DIRECTIONS FOR THIS TASK:
Each record should be set down again so that it matches the original exactly.

-- EXERCISE DATA follows --

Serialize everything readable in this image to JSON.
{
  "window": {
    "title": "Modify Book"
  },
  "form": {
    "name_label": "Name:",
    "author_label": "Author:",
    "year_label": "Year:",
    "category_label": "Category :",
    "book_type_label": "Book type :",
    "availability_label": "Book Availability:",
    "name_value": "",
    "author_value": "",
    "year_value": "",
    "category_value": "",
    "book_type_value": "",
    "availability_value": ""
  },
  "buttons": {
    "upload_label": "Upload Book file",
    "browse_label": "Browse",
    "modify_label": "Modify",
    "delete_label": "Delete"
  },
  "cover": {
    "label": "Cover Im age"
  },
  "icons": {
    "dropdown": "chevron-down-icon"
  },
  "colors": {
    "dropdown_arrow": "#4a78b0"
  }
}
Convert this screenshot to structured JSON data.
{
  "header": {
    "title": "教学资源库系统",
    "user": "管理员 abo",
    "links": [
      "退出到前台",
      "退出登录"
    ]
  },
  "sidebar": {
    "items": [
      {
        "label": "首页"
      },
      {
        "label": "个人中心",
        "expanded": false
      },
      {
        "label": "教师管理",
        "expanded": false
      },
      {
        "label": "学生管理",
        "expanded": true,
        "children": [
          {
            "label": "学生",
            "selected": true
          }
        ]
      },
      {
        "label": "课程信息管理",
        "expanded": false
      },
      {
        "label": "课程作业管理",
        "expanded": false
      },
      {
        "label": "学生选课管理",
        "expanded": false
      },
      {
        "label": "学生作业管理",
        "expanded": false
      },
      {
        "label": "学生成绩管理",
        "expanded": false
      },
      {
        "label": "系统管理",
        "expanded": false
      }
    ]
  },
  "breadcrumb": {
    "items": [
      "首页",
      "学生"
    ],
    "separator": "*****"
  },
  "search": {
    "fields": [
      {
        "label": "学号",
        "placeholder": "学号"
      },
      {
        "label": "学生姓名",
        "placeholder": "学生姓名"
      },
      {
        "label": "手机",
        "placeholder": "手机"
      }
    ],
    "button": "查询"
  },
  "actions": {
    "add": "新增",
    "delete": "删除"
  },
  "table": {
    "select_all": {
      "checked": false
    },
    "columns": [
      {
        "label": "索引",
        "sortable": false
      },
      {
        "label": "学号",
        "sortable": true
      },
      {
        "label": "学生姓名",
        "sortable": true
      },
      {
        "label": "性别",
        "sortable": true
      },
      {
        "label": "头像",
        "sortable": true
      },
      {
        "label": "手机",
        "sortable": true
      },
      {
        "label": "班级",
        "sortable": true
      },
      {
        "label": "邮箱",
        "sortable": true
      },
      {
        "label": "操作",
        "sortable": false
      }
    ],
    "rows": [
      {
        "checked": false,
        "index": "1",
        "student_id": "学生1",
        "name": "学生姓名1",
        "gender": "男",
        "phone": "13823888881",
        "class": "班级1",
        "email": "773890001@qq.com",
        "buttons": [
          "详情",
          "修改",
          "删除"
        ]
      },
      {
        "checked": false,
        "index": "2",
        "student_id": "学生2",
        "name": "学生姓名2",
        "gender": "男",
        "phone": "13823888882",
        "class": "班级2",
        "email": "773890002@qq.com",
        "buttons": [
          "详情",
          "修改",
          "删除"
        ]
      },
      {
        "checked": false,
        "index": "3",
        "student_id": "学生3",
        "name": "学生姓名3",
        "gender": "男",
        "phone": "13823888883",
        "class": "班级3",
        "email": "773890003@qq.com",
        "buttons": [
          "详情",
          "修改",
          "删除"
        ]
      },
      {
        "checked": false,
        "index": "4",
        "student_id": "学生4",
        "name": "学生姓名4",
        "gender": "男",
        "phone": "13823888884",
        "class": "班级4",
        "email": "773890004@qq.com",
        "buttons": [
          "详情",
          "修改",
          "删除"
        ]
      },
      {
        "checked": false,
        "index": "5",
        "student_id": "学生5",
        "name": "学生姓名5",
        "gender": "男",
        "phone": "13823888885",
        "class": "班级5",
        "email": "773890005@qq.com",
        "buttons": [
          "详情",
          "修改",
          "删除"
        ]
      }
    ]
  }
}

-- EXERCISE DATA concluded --

WRITTEN ANSWER:
Serialize everything readable in this image to JSON.
{
  "window": {
    "title": "Modify Book"
  },
  "form": {
    "name_label": "Name:",
    "author_label": "Author:",
    "year_label": "Year:",
    "category_label": "Category :",
    "book_type_label": "Book type :",
    "availability_label": "Book Availability:",
    "name_value": "",
    "author_value": "",
    "year_value": "",
    "category_value": "",
    "book_type_value": "",
    "availability_value": ""
  },
  "buttons": {
    "upload_label": "Upload Book file",
    "browse_label": "Browse",
    "modify_label": "Modify",
    "delete_label": "Delete"
  },
  "cover": {
    "label": "Cover Im age"
  },
  "icons": {
    "dropdown": "chevron-down-icon"
  },
  "colors": {
    "dropdown_arrow": "#4a78b0"
  }
}
Convert this screenshot to structured JSON data.
{
  "header": {
    "title": "教学资源库系统",
    "user": "管理员 abo",
    "links": [
      "退出到前台",
      "退出登录"
    ]
  },
  "sidebar": {
    "items": [
      {
        "label": "首页"
      },
      {
        "label": "个人中心",
        "expanded": false
      },
      {
        "label": "教师管理",
        "expanded": false
      },
      {
        "label": "学生管理",
        "expanded": true,
        "children": [
          {
            "label": "学生",
            "selected": true
          }
        ]
      },
      {
        "label": "课程信息管理",
        "expanded": false
      },
      {
        "label": "课程作业管理",
        "expanded": false
      },
      {
        "label": "学生选课管理",
        "expanded": false
      },
      {
        "label": "学生作业管理",
        "expanded": false
      },
      {
        "label": "学生成绩管理",
        "expanded": false
      },
      {
        "label": "系统管理",
        "expanded": false
      }
    ]
  },
  "breadcrumb": {
    "items": [
      "首页",
      "学生"
    ],
    "separator": "*****"
  },
  "search": {
    "fields": [
      {
        "label": "学号",
        "placeholder": "学号"
      },
      {
        "label": "学生姓名",
        "placeholder": "学生姓名"
      },
      {
        "label": "手机",
        "placeholder": "手机"
      }
    ],
    "button": "查询"
  },
  "actions": {
    "add": "新增",
    "delete": "删除"
  },
  "table": {
    "select_all": {
      "checked": false
    },
    "columns": [
      {
        "label": "索引",
        "sortable": false
      },
      {
        "label": "学号",
        "sortable": true
      },
      {
        "label": "学生姓名",
        "sortable": true
      },
      {
        "label": "性别",
        "sortable": true
      },
      {
        "label": "头像",
        "sortable": true
      },
      {
        "label": "手机",
        "sortable": true
      },
      {
        "label": "班级",
        "sortable": true
      },
      {
        "label": "邮箱",
        "sortable": true
      },
      {
        "label": "操作",
        "sortable": false
      }
    ],
    "rows": [
      {
        "checked": false,
        "index": "1",
        "student_id": "学生1",
        "name": "学生姓名1",
        "gender": "男",
        "phone": "13823888881",
        "class": "班级1",
        "email": "773890001@qq.com",
        "buttons": [
          "详情",
          "修改",
          "删除"
        ]
      },
      {
        "checked": false,
        "index": "2",
        "student_id": "学生2",
        "name": "学生姓名2",
        "gender": "男",
        "phone": "13823888882",
        "class": "班级2",
        "email": "773890002@qq.com",
        "buttons": [
          "详情",
          "修改",
          "删除"
        ]
      },
      {
        "checked": false,
        "index": "3",
        "student_id": "学生3",
        "name": "学生姓名3",
        "gender": "男",
        "phone": "13823888883",
        "class": "班级3",
        "email": "773890003@qq.com",
        "buttons": [
          "详情",
          "修改",
          "删除"
        ]
      },
      {
        "checked": false,
        "index": "4",
        "student_id": "学生4",
        "name": "学生姓名4",
        "gender": "男",
        "phone": "13823888884",
        "class": "班级4",
        "email": "773890004@qq.com",
        "buttons": [
          "详情",
          "修改",
          "删除"
        ]
      },
      {
        "checked": false,
        "index": "5",
        "student_id": "学生5",
        "name": "学生姓名5",
        "gender": "男",
        "phone": "13823888885",
        "class": "班级5",
        "email": "773890005@qq.com",
        "buttons": [
          "详情",
          "修改",
          "删除"
        ]
      }
    ]
  }
}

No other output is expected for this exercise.